• Data to examine:
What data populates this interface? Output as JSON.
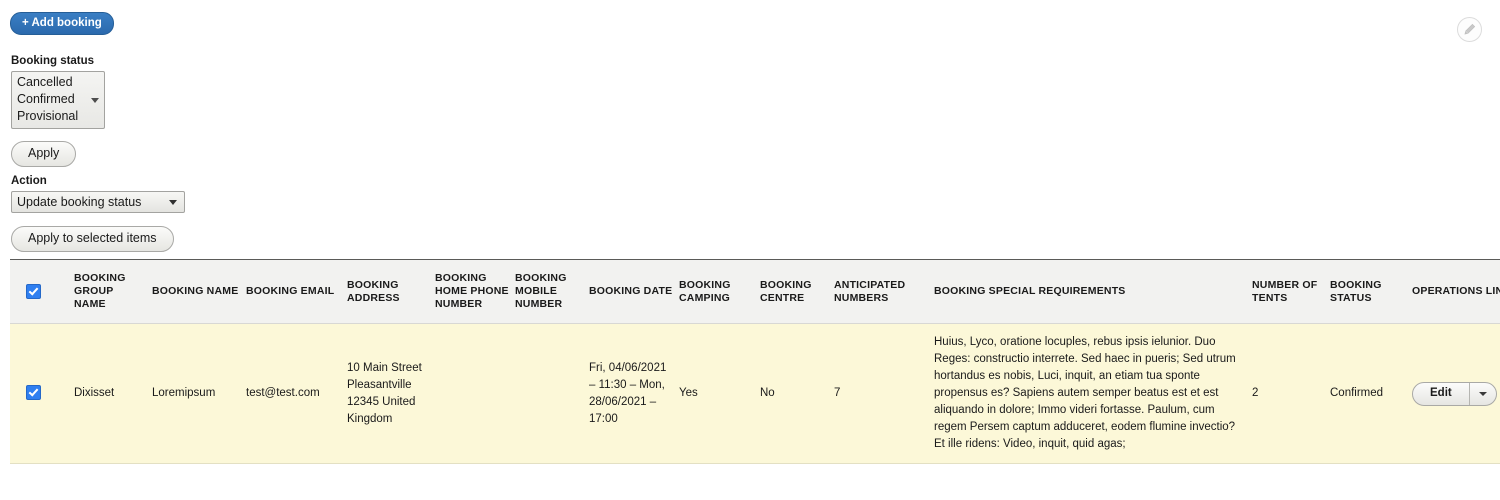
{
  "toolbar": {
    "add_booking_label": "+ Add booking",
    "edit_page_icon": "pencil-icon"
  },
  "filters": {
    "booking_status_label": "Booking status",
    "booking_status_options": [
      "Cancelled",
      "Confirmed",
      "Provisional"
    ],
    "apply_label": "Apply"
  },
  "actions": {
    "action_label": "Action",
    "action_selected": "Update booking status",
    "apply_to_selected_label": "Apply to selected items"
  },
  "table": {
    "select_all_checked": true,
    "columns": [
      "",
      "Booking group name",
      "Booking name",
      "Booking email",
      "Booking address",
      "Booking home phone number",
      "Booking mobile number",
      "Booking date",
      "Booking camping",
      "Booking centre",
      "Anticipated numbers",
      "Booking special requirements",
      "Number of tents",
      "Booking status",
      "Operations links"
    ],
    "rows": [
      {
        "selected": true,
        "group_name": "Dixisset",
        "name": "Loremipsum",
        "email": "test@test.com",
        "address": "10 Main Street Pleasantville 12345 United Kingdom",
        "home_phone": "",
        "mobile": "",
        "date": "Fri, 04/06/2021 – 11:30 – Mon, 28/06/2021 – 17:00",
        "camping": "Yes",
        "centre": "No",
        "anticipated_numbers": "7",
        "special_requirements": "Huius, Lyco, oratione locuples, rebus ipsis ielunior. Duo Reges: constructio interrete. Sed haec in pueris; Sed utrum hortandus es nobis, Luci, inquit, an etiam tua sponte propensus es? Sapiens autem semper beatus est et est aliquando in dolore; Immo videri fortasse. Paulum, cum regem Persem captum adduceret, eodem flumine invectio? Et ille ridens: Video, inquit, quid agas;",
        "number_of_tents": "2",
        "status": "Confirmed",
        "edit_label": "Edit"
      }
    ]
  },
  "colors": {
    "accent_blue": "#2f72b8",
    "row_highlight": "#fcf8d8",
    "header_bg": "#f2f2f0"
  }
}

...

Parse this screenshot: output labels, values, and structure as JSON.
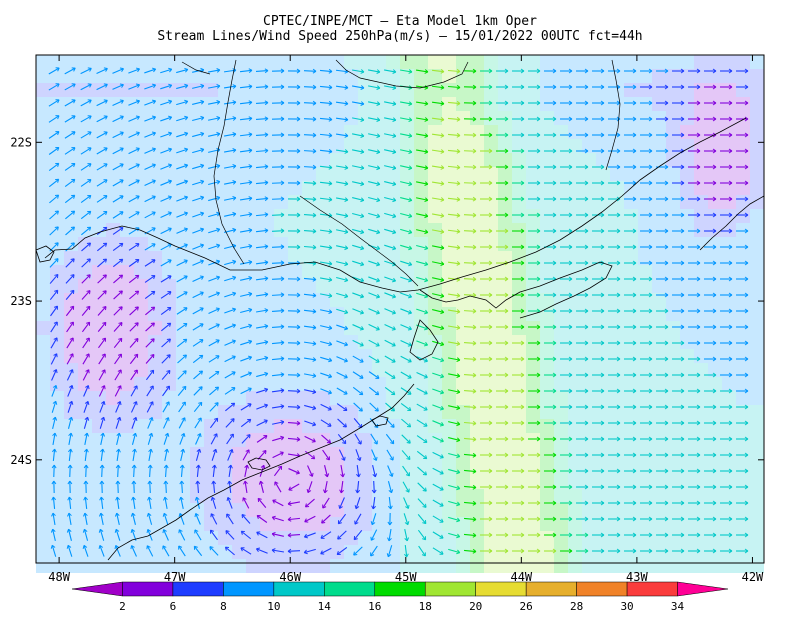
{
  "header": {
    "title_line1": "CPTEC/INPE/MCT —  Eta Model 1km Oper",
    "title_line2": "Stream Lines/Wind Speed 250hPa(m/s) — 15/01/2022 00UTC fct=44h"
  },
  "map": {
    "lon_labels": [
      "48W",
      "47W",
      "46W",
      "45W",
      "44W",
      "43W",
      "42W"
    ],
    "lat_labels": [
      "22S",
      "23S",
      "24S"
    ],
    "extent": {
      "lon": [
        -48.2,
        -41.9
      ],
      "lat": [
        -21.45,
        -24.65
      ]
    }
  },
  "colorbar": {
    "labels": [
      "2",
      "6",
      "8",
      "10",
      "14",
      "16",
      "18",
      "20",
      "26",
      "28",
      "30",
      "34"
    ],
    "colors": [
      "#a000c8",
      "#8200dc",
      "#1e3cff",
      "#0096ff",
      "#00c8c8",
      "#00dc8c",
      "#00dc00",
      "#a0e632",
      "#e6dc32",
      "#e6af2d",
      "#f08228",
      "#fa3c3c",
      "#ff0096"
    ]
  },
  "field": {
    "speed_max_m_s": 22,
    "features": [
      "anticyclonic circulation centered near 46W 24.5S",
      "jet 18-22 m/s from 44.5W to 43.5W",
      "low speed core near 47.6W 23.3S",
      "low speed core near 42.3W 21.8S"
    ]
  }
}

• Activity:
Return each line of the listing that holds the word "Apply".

• Solved problem:
    "apply_label": "Apply"
    "apply_to_selected_label": "Apply to selected items"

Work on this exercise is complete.